Reformers said we were going to have three Okas there, which meant military force, if we did not follow their instructions. I would like to point out to the House that two men came forward at Upper Nicola. Their names were Stanley and Belleau. They went to the chiefs, talked to them with dignity, and the blockade at Upper Nicola came down. They were RCMP officers and a proud tradition did the job. Also, they were aboriginal RCMP officers and I want to commend them in the House.

Indian Affairs
Oral Question Period

3 p.m.

Reform

Darrel Stinson Okanagan—Shuswap, BC

Mr. Speaker, I understand that the blockade on Douglas Lake was taken down and I appreciate what the RCMP did there.

Adams Lake Chief Ron Jules has confirmed that the band will remove two cattle guards eliminating all vehicle access as of June 15. The RCMP have advised residents to form an evacuation plan. We are talking about private property here.

What recommendation would the minister of Indian affairs make to the Adams Lake residents regarding the evacuation plan which his continued inaction has created?

Indian Affairs
Oral Question Period

3 p.m.

Sault Ste. Marie
Ontario

Liberal

Ron Irwin Minister of Indian Affairs and Northern Development

Mr. Speaker, as I indicated, this is clearly provincial. I have worked well with Mr. Cashore out there.

Indian Affairs
Oral Question Period

3 p.m.

Reform

Darrel Stinson Okanagan—Shuswap, BC

It is not clearly provincial.

Indian Affairs
Oral Question Period

3 p.m.

Liberal

Ron Irwin Sault Ste. Marie, ON

It is off reserve and it is clearly on provincial property. As hon. members were told last week the RCMP are under contract to the B.C. government and it is their call. If requested we will go in and facilitate.

In the Upper Nicola there was a difference. The member of the Reform Party offered to go in and help. I am hoping this member will take some lessons from his seatmate over there and will do the same thing.

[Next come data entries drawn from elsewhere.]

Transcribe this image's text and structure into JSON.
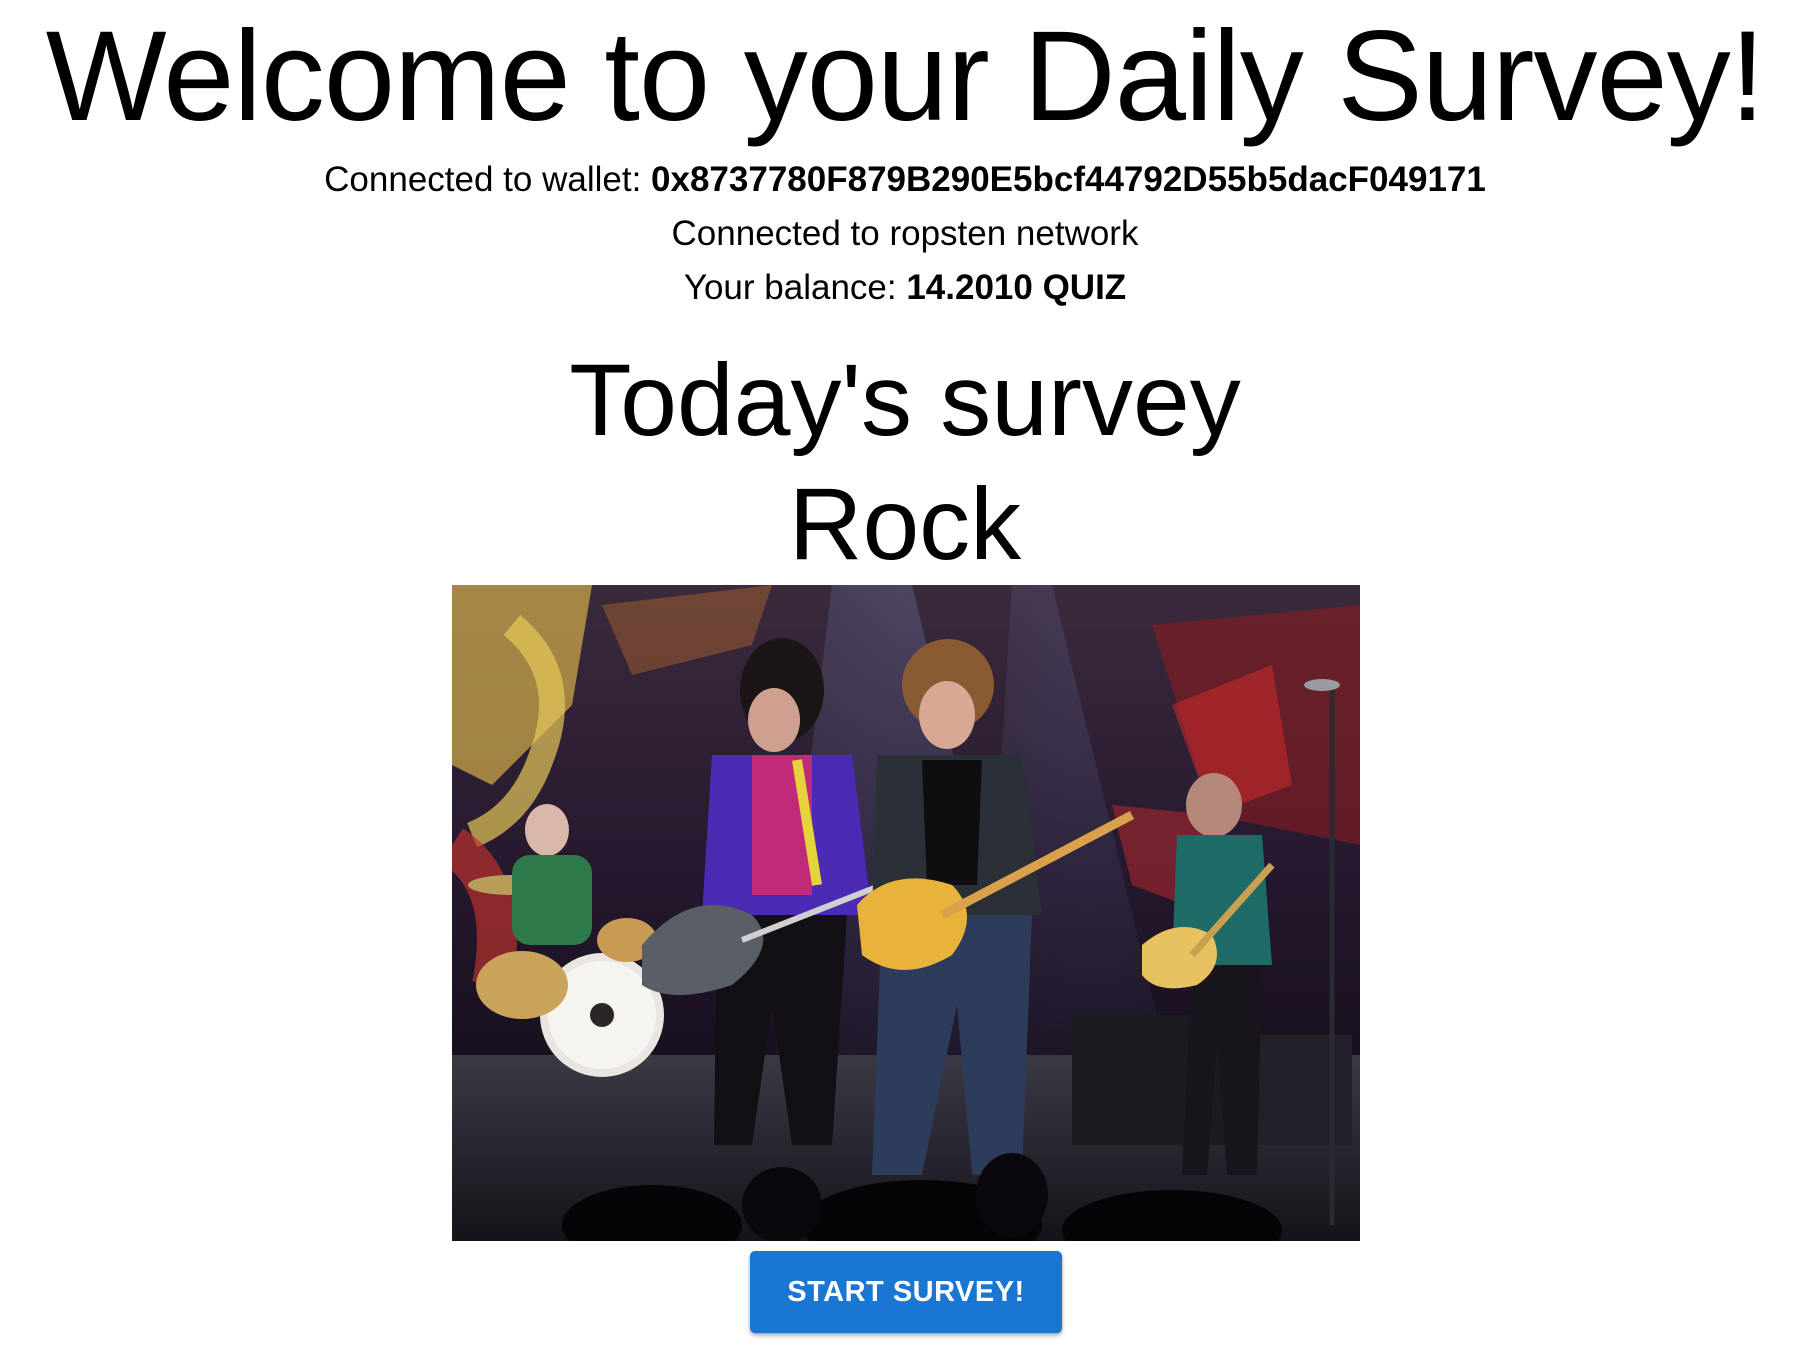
{
  "header": {
    "title": "Welcome to your Daily Survey!"
  },
  "wallet": {
    "label": "Connected to wallet: ",
    "address": "0x8737780F879B290E5bcf44792D55b5dacF049171"
  },
  "network": {
    "text": "Connected to ropsten network"
  },
  "balance": {
    "label": "Your balance: ",
    "value": "14.2010 QUIZ"
  },
  "survey": {
    "heading": "Today's survey",
    "topic": "Rock",
    "image_description": "rock-band-concert-photo",
    "start_label": "START SURVEY!"
  },
  "colors": {
    "button": "#1976d2",
    "button_text": "#ffffff"
  }
}
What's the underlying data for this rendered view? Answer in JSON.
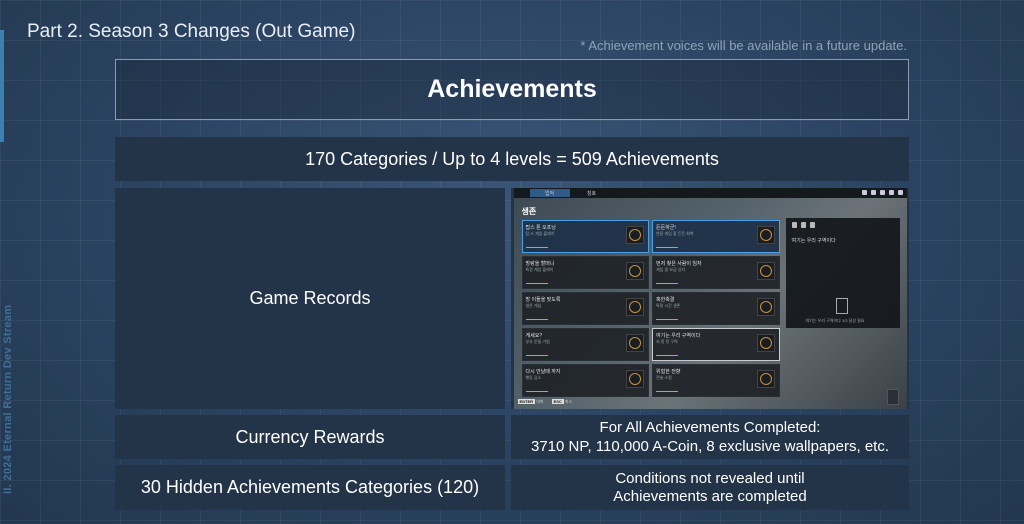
{
  "header": {
    "part_title": "Part 2. Season 3 Changes (Out Game)",
    "note": "* Achievement voices will be available in a future update.",
    "title": "Achievements"
  },
  "side_label": "II. 2024 Eternal Return Dev Stream",
  "rows": {
    "summary": "170 Categories / Up to 4 levels = 509 Achievements",
    "game_records_label": "Game Records",
    "currency_label": "Currency Rewards",
    "currency_line1": "For All Achievements Completed:",
    "currency_line2": "3710 NP, 110,000 A-Coin, 8 exclusive wallpapers, etc.",
    "hidden_label": "30 Hidden Achievements  Categories (120)",
    "hidden_line1": "Conditions not revealed until",
    "hidden_line2": "Achievements are completed"
  },
  "game_screenshot": {
    "tabs": [
      "업적",
      "칭호"
    ],
    "title": "생존",
    "cards": [
      {
        "title": "탑스 톤 오프닝",
        "sub": "탑 스 게임 플레이",
        "state": "selected"
      },
      {
        "title": "든든하군!",
        "sub": "연달 게임 중 든든 회복",
        "state": "selected"
      },
      {
        "title": "방랑을 할머니",
        "sub": "특정 게임 플레이",
        "state": "normal"
      },
      {
        "title": "먼저 찾은 사람이 임자",
        "sub": "게임 중 보급 상자",
        "state": "normal"
      },
      {
        "title": "방 이들을 맞도록",
        "sub": "생존 게임",
        "state": "normal"
      },
      {
        "title": "혹한축결",
        "sub": "특정 시간 생존",
        "state": "normal"
      },
      {
        "title": "게세요?",
        "sub": "부유 준을 가림",
        "state": "normal"
      },
      {
        "title": "여기는 우리 구역이다",
        "sub": "지 정 된 구역",
        "state": "highlight"
      },
      {
        "title": "다시 안날때 까지",
        "sub": "행동 감소",
        "state": "normal"
      },
      {
        "title": "위험한 전향",
        "sub": "전술 스킬",
        "state": "normal"
      }
    ],
    "panel_title": "여기는 우리 구역이다",
    "panel_footer": "여기는 우리 구역이다 1/3 달성 필요",
    "bottom_keys": [
      {
        "key": "ENTER",
        "label": "대화"
      },
      {
        "key": "ESC",
        "label": "취소"
      }
    ]
  }
}
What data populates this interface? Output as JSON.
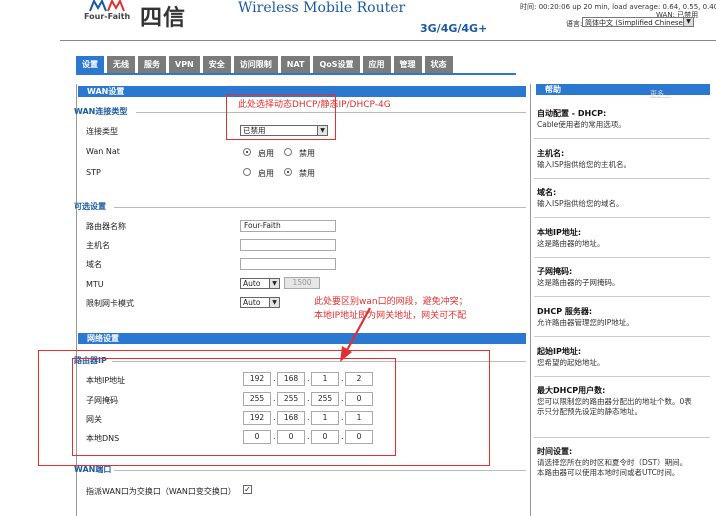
{
  "header": {
    "logo_text": "Four-Faith",
    "brand_cn": "四信",
    "product": "Wireless Mobile Router",
    "product_sub": "3G/4G/4G+",
    "status_line1": "时间: 00:20:06 up 20 min, load average: 0.64, 0.55, 0.40",
    "status_line2": "WAN: 已禁用",
    "language_label": "语言:",
    "language_value": "简体中文 (Simplified Chinese)"
  },
  "nav": {
    "tabs": [
      "设置",
      "无线",
      "服务",
      "VPN",
      "安全",
      "访问限制",
      "NAT",
      "QoS设置",
      "应用",
      "管理",
      "状态"
    ],
    "active": "设置"
  },
  "main": {
    "wan_section": "WAN设置",
    "wan_type_heading": "WAN连接类型",
    "conn_type_label": "连接类型",
    "conn_type_value": "已禁用",
    "wan_nat_label": "Wan Nat",
    "enable": "启用",
    "disable": "禁用",
    "stp_label": "STP",
    "optional_heading": "可选设置",
    "router_name_label": "路由器名称",
    "router_name_value": "Four-Faith",
    "hostname_label": "主机名",
    "domain_label": "域名",
    "mtu_label": "MTU",
    "mtu_mode": "Auto",
    "mtu_value": "1500",
    "nic_mode_label": "限制网卡模式",
    "nic_mode_value": "Auto",
    "network_section": "网络设置",
    "router_ip_heading": "路由器IP",
    "local_ip_label": "本地IP地址",
    "local_ip": [
      "192",
      "168",
      "1",
      "2"
    ],
    "subnet_label": "子网掩码",
    "subnet": [
      "255",
      "255",
      "255",
      "0"
    ],
    "gateway_label": "网关",
    "gateway": [
      "192",
      "168",
      "1",
      "1"
    ],
    "dns_label": "本地DNS",
    "dns": [
      "0",
      "0",
      "0",
      "0"
    ],
    "wan_port_heading": "WAN端口",
    "wan_port_label": "指派WAN口为交换口（WAN口变交换口）"
  },
  "help": {
    "title": "帮助",
    "more": "更多...",
    "items": [
      {
        "title": "自动配置 - DHCP:",
        "text": "Cable使用者的常用选项。"
      },
      {
        "title": "主机名:",
        "text": "输入ISP指供给您的主机名。"
      },
      {
        "title": "域名:",
        "text": "输入ISP指供给您的域名。"
      },
      {
        "title": "本地IP地址:",
        "text": "这是路由器的地址。"
      },
      {
        "title": "子网掩码:",
        "text": "这是路由器的子网掩码。"
      },
      {
        "title": "DHCP 服务器:",
        "text": "允许路由器管理您的IP地址。"
      },
      {
        "title": "起始IP地址:",
        "text": "您希望的起始地址。"
      },
      {
        "title": "最大DHCP用户数:",
        "text": "您可以限制您的路由器分配出的地址个数。0表示只分配预先设定的静态地址。"
      },
      {
        "title": "时间设置:",
        "text": "请选择您所在的时区和夏令时（DST）期间。本路由器可以使用本地时间或者UTC时间。"
      }
    ]
  },
  "annotations": {
    "note1": "此处选择动态DHCP/静态IP/DHCP-4G",
    "note2_line1": "此处要区别wan口的网段，避免冲突；",
    "note2_line2": "本地IP地址即为网关地址，网关可不配"
  },
  "colors": {
    "accent": "#2a78d0",
    "tab_inactive": "#7b7b7b",
    "annotation": "#e23030",
    "brand": "#1a5aa0"
  }
}
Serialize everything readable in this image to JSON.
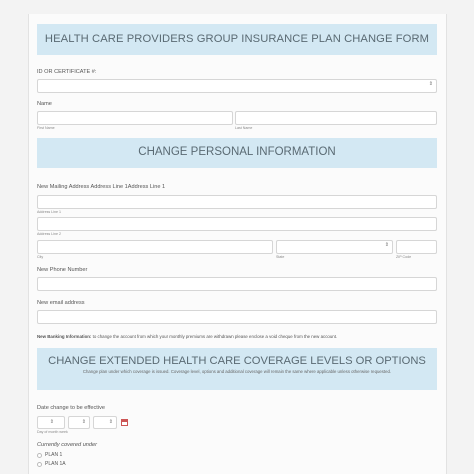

Bosnia
Oral Question Period

3 p.m.

Liberal

Maria Minna Beaches—Woodbine, ON

Mr. Speaker, my question is for the Minister of Citizenship and Immigration.

In Bosnia-Hercegovina innocent lives are being lost every day. Conditions continue to worsen for the people in Bosnia. Our soldiers are doing a magnificent job in their attempt to protect citizens. What action has the minister taken on behalf of the Canadian government to assist those who are fleeing the bloodshed in Bosnia?